==== Extracted entries ====

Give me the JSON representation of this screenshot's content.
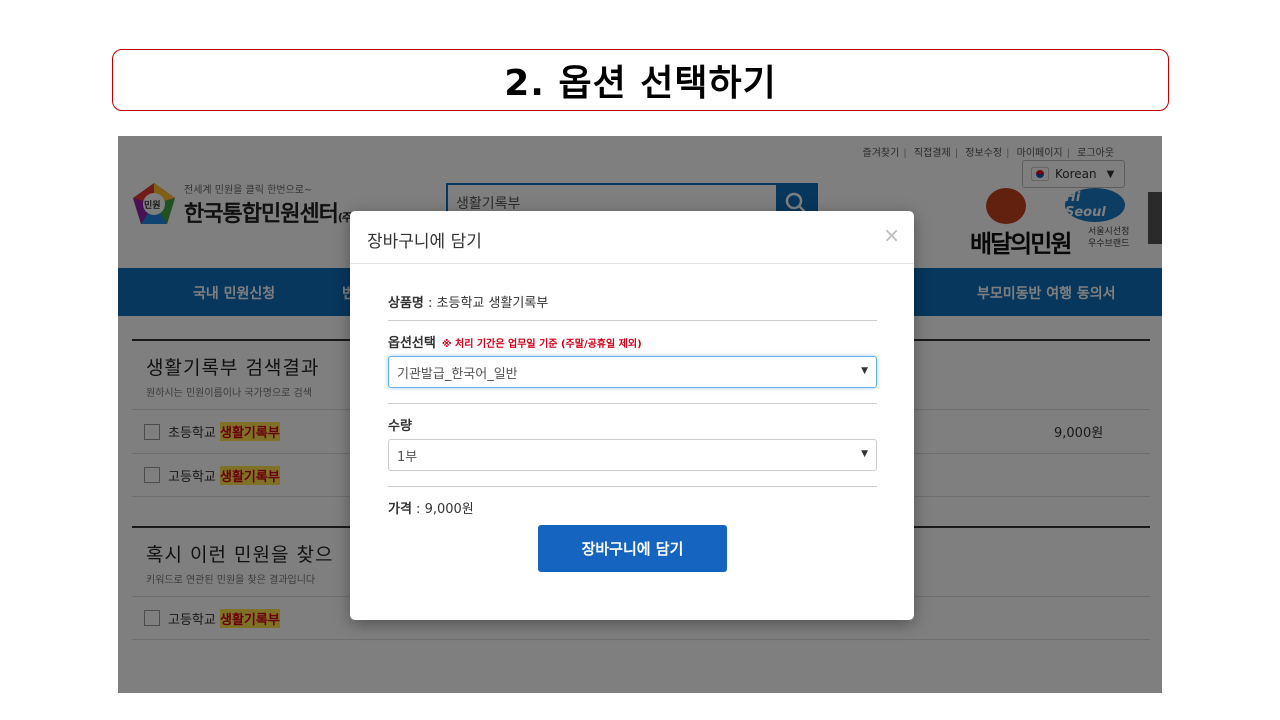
{
  "slide": {
    "title": "2. 옵션 선택하기"
  },
  "header": {
    "util_links": [
      "즐겨찾기",
      "직접결제",
      "정보수정",
      "마이페이지",
      "로그아웃"
    ],
    "language": "Korean",
    "logo_sub": "전세계 민원을 클릭 한번으로~",
    "logo_main": "한국통합민원센터",
    "logo_suffix": "(주)",
    "logo_badge": "민원",
    "search_value": "생활기록부",
    "brand_main": "배달의민원",
    "brand_hi": "Hi Seoul",
    "brand_sub1": "서울시선정",
    "brand_sub2": "우수브랜드"
  },
  "nav": {
    "items": [
      "국내 민원신청",
      "번",
      "부모미동반 여행 동의서"
    ]
  },
  "results": {
    "title": "생활기록부 검색결과",
    "desc": "원하시는 민원이름이나 국가명으로 검색",
    "rows": [
      {
        "prefix": "초등학교 ",
        "highlight": "생활기록부",
        "price": "9,000원"
      },
      {
        "prefix": "고등학교 ",
        "highlight": "생활기록부",
        "price": ""
      }
    ]
  },
  "suggest": {
    "title": "혹시 이런 민원을 찾으",
    "desc": "키워드로 연관된 민원을 찾은 결과입니다",
    "rows": [
      {
        "prefix": "고등학교 ",
        "highlight": "생활기록부"
      }
    ]
  },
  "modal": {
    "title": "장바구니에 담기",
    "close": "×",
    "product_label": "상품명",
    "product_value": " : 초등학교 생활기록부",
    "option_label": "옵션선택",
    "option_note": "※ 처리 기간은 업무일 기준 (주말/공휴일 제외)",
    "option_value": "기관발급_한국어_일반",
    "qty_label": "수량",
    "qty_value": "1부",
    "price_label": "가격",
    "price_value": " : 9,000원",
    "submit": "장바구니에 담기"
  },
  "colors": {
    "primary": "#0e6eb8",
    "button": "#1565c0",
    "accent_red": "#d0021b",
    "highlight": "#ffe34d"
  }
}
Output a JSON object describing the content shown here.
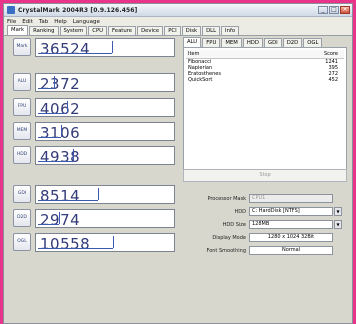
{
  "window": {
    "title": "CrystalMark 2004R3 [0.9.126.456]"
  },
  "menu": [
    "File",
    "Edit",
    "Tab",
    "Help",
    "Language"
  ],
  "tabs": [
    "Mark",
    "Ranking",
    "System",
    "CPU",
    "Feature",
    "Device",
    "PCI",
    "Disk",
    "DLL",
    "Info"
  ],
  "rows": [
    {
      "label": "Mark",
      "score": "36524",
      "bar": 0.55
    },
    {
      "label": "ALU",
      "score": "2372",
      "bar": 0.12
    },
    {
      "label": "FPU",
      "score": "4062",
      "bar": 0.22
    },
    {
      "label": "MEM",
      "score": "3106",
      "bar": 0.17
    },
    {
      "label": "HDD",
      "score": "4938",
      "bar": 0.26
    },
    {
      "label": "GDI",
      "score": "8514",
      "bar": 0.45
    },
    {
      "label": "D2D",
      "score": "2974",
      "bar": 0.16
    },
    {
      "label": "OGL",
      "score": "10558",
      "bar": 0.56
    }
  ],
  "subtabs": [
    "ALU",
    "FPU",
    "MEM",
    "HDD",
    "GDI",
    "D2D",
    "OGL"
  ],
  "table": {
    "col_item": "Item",
    "col_score": "Score",
    "rows": [
      {
        "item": "Fibonacci",
        "score": "1241"
      },
      {
        "item": "Napierian",
        "score": "395"
      },
      {
        "item": "Eratosthenes",
        "score": "272"
      },
      {
        "item": "QuickSort",
        "score": "452"
      }
    ]
  },
  "stop_label": "Stop",
  "fields": {
    "processor_mask_label": "Processor Mask",
    "processor_mask_value": "CPU1",
    "hdd_label": "HDD",
    "hdd_value": "C: HardDisk [NTFS]",
    "hdd_size_label": "HDD Size",
    "hdd_size_value": "128MB",
    "display_mode_label": "Display Mode",
    "display_mode_value": "1280 x 1024 32Bit",
    "font_smoothing_label": "Font Smoothing",
    "font_smoothing_value": "Normal"
  },
  "window_buttons": {
    "minimize": "_",
    "maximize": "□",
    "close": "×"
  }
}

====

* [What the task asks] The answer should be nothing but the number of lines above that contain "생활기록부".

* [Response to the exercise] 6